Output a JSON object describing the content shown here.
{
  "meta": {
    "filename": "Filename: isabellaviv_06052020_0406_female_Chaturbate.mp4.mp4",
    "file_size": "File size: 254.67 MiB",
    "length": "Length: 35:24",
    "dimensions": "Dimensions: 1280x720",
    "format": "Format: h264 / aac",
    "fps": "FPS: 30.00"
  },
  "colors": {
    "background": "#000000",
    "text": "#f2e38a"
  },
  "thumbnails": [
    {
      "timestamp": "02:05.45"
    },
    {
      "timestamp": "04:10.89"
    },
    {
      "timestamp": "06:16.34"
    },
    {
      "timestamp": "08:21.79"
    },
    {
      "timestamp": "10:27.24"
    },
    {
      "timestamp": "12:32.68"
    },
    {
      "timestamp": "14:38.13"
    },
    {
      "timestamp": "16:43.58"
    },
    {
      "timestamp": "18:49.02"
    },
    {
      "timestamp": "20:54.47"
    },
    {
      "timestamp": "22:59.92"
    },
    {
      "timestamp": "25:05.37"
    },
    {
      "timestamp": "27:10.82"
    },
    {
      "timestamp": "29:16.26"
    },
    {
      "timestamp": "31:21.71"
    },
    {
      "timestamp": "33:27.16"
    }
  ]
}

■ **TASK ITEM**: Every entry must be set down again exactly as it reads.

■ **COMPLETED EXERCISE**:
Output a JSON object describing the content shown here.
{
  "meta": {
    "filename": "Filename: isabellaviv_06052020_0406_female_Chaturbate.mp4.mp4",
    "file_size": "File size: 254.67 MiB",
    "length": "Length: 35:24",
    "dimensions": "Dimensions: 1280x720",
    "format": "Format: h264 / aac",
    "fps": "FPS: 30.00"
  },
  "colors": {
    "background": "#000000",
    "text": "#f2e38a"
  },
  "thumbnails": [
    {
      "timestamp": "02:05.45"
    },
    {
      "timestamp": "04:10.89"
    },
    {
      "timestamp": "06:16.34"
    },
    {
      "timestamp": "08:21.79"
    },
    {
      "timestamp": "10:27.24"
    },
    {
      "timestamp": "12:32.68"
    },
    {
      "timestamp": "14:38.13"
    },
    {
      "timestamp": "16:43.58"
    },
    {
      "timestamp": "18:49.02"
    },
    {
      "timestamp": "20:54.47"
    },
    {
      "timestamp": "22:59.92"
    },
    {
      "timestamp": "25:05.37"
    },
    {
      "timestamp": "27:10.82"
    },
    {
      "timestamp": "29:16.26"
    },
    {
      "timestamp": "31:21.71"
    },
    {
      "timestamp": "33:27.16"
    }
  ]
}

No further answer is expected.